This might be the biggest crisis Facebook has faced since its founding, and the company's initial response has not helped.
The proposed departure of the company's data security chief, Alex Stamos, has spread anxiety through the company internationally, and it is being reported that this opened up already significant divisions within the company about just how transparent it should be.
The leadership question goes higher, however, to Mark Zuckerberg. When it was first suggested that Russia may have used the platform to interfere in the 2016 election, Zuckerberg initially described that as a "pretty crazy idea". Months later he recanted, and announced a raft of measures to address the viral spread of disinformation.
This time, following the dogged and undercover reporting of Channel 4 News, The Observer and The New York Times, Facebook has responded with the bold assertion that tens of millions of people having their data scraped and passed on to a third party does not constitute a data breach.
Both Facebook and Cambridge Analytica deny any wrongdoing or breaking the law.
And therein lies the rub. If this indeed isn't a data breach; if it doesn't strike these companies as a cause for alarm; and if what has happened is legal, then that might be the very reason that Facebook's users - all two billion of them - should be worried.
A message to sell
Facebook has grown dizzyingly rich by operating what is in effect a mass surveillance tool. Most users have no idea just how much social media companies know about them. The business model that has made Facebook very rich is based on the quality of that data. Facebook uses that data to sell your attention to advertisers. Advertisers use smart messaging to influence behaviour, and try to get us to buy their products.
As Hugo Rifkind wrote in The Times, what has happened now is that Facebook, the biggest and most powerful social media platform, has gone from selling mere products to selling politics, too. Political operatives, whether they be from democracies or not, also want to use smart messaging to influence behaviour, in order to get us to vote for a particular candidate, or to undermine a consensus and degrade the truth.
A smart corporate response from Facebook would grant that the remarkable innovations and technology that have created its news feed, an often addictive and for now free product, are now being exploited for goals that are not always socially desirable.
Instead the company's instinct was to alight on a technicality, and say this was no data breach, despite the fact that it suspended the accounts of Cambridge Analytica and its whistleblower, Chris Wylie. Now at last the company is stepping into gear, calling a meeting of all staff to address concerns and answer questions.
Several different investigations on both sides of the Atlantic are now underway. Mark Zuckerberg may not want to appear before the DCMS Select Committee, but he will have to make a public pronouncement soon enough. Blog posts alone won't do.
Open and connected?

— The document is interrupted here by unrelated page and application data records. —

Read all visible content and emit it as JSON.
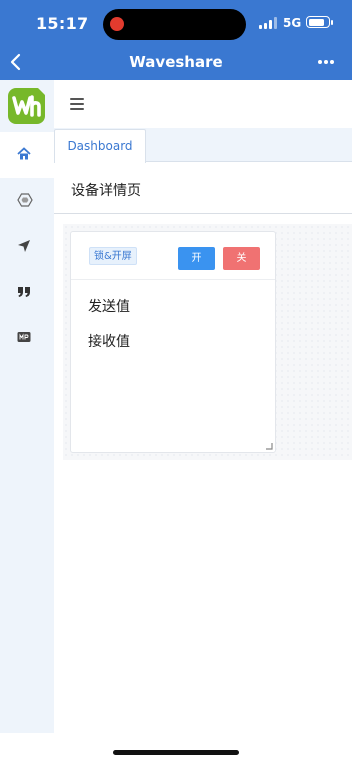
{
  "status_bar": {
    "time": "15:17",
    "network": "5G",
    "battery_level": 0.85
  },
  "nav": {
    "title": "Waveshare",
    "back_icon": "chevron-left-icon",
    "more_icon": "more-dots-icon"
  },
  "sidebar": {
    "logo": "waveshare-logo",
    "items": [
      {
        "icon": "home-icon",
        "active": true
      },
      {
        "icon": "hexagon-icon",
        "active": false
      },
      {
        "icon": "location-arrow-icon",
        "active": false
      },
      {
        "icon": "quote-icon",
        "active": false
      },
      {
        "icon": "mp-icon",
        "active": false
      }
    ]
  },
  "topbar": {
    "menu_icon": "hamburger-menu-icon"
  },
  "tabs": [
    {
      "label": "Dashboard",
      "active": true
    }
  ],
  "page": {
    "title": "设备详情页"
  },
  "card": {
    "tag": "锁&开屏",
    "on_button": "开",
    "off_button": "关",
    "send_label": "发送值",
    "receive_label": "接收值"
  },
  "colors": {
    "primary": "#3a78d1",
    "on": "#3a93f0",
    "off": "#f07272",
    "sidebar_bg": "#eef4fb"
  }
}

It must never be forgotten that, with all the zeal that has become customary in the world of superstar tech firms, Facebook executives talk about their company in missionary terms. We're on a mission, they say, to make the world more open and connected.
There is a tension, then, between the liberal inclinations of some Facebook staff - though of course the company as a whole is politically neutral - and the fact that a British company on whose board Steve Bannon sits may have used the platform to help President Trump gain office. Of course, Cambridge Analytica's power could be wildly over-stated, and we don't yet know sufficient detail on Russian misbehaviour on the platform.
There is a tension between the globalist outlook of a company that hires supremely clever graduates from around the world, and the more nationalist tendencies of the current White House administration.
And there is a tension between the self-declared mission to champion openness, and the fact that Mark Zuckerberg, for reasons still unclear, seemed to be unavailable for comment as lawmakers demanded to hear from him.
At some point, these tensions become unbearable. A month ago ago, I said Facebook may have peaked, in influence if not in wealth. I wonder if Alex Stamos's departure will persuade some staff there of this thesis.